RECORDS TO PROCESS Block Start
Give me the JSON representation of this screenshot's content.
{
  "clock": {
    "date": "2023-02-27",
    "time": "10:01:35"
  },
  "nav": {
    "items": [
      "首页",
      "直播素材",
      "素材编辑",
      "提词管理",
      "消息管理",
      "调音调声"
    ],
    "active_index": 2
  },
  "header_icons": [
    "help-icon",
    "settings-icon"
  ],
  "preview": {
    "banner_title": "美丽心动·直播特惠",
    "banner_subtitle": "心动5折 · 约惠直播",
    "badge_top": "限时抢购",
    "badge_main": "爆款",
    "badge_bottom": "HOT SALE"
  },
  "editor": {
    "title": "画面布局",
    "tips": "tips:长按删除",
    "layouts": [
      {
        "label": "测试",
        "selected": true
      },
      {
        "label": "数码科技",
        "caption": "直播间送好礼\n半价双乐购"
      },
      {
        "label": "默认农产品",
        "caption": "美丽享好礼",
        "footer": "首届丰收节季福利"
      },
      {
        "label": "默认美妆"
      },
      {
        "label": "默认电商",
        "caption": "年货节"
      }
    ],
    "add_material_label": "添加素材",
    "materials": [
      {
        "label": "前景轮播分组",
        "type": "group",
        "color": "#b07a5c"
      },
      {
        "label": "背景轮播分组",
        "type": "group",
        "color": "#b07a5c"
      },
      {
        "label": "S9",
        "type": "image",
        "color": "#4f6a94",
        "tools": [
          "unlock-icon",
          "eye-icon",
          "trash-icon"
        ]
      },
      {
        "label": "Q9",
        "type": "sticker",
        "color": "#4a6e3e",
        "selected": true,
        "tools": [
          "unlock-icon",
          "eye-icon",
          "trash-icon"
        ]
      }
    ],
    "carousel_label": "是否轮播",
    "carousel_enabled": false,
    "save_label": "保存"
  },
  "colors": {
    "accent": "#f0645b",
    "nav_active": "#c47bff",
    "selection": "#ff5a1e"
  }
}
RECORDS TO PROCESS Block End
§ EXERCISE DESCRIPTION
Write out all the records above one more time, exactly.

§ ANSWER FOR THE TASK
Give me the JSON representation of this screenshot's content.
{
  "clock": {
    "date": "2023-02-27",
    "time": "10:01:35"
  },
  "nav": {
    "items": [
      "首页",
      "直播素材",
      "素材编辑",
      "提词管理",
      "消息管理",
      "调音调声"
    ],
    "active_index": 2
  },
  "header_icons": [
    "help-icon",
    "settings-icon"
  ],
  "preview": {
    "banner_title": "美丽心动·直播特惠",
    "banner_subtitle": "心动5折 · 约惠直播",
    "badge_top": "限时抢购",
    "badge_main": "爆款",
    "badge_bottom": "HOT SALE"
  },
  "editor": {
    "title": "画面布局",
    "tips": "tips:长按删除",
    "layouts": [
      {
        "label": "测试",
        "selected": true
      },
      {
        "label": "数码科技",
        "caption": "直播间送好礼\n半价双乐购"
      },
      {
        "label": "默认农产品",
        "caption": "美丽享好礼",
        "footer": "首届丰收节季福利"
      },
      {
        "label": "默认美妆"
      },
      {
        "label": "默认电商",
        "caption": "年货节"
      }
    ],
    "add_material_label": "添加素材",
    "materials": [
      {
        "label": "前景轮播分组",
        "type": "group",
        "color": "#b07a5c"
      },
      {
        "label": "背景轮播分组",
        "type": "group",
        "color": "#b07a5c"
      },
      {
        "label": "S9",
        "type": "image",
        "color": "#4f6a94",
        "tools": [
          "unlock-icon",
          "eye-icon",
          "trash-icon"
        ]
      },
      {
        "label": "Q9",
        "type": "sticker",
        "color": "#4a6e3e",
        "selected": true,
        "tools": [
          "unlock-icon",
          "eye-icon",
          "trash-icon"
        ]
      }
    ],
    "carousel_label": "是否轮播",
    "carousel_enabled": false,
    "save_label": "保存"
  },
  "colors": {
    "accent": "#f0645b",
    "nav_active": "#c47bff",
    "selection": "#ff5a1e"
  }
}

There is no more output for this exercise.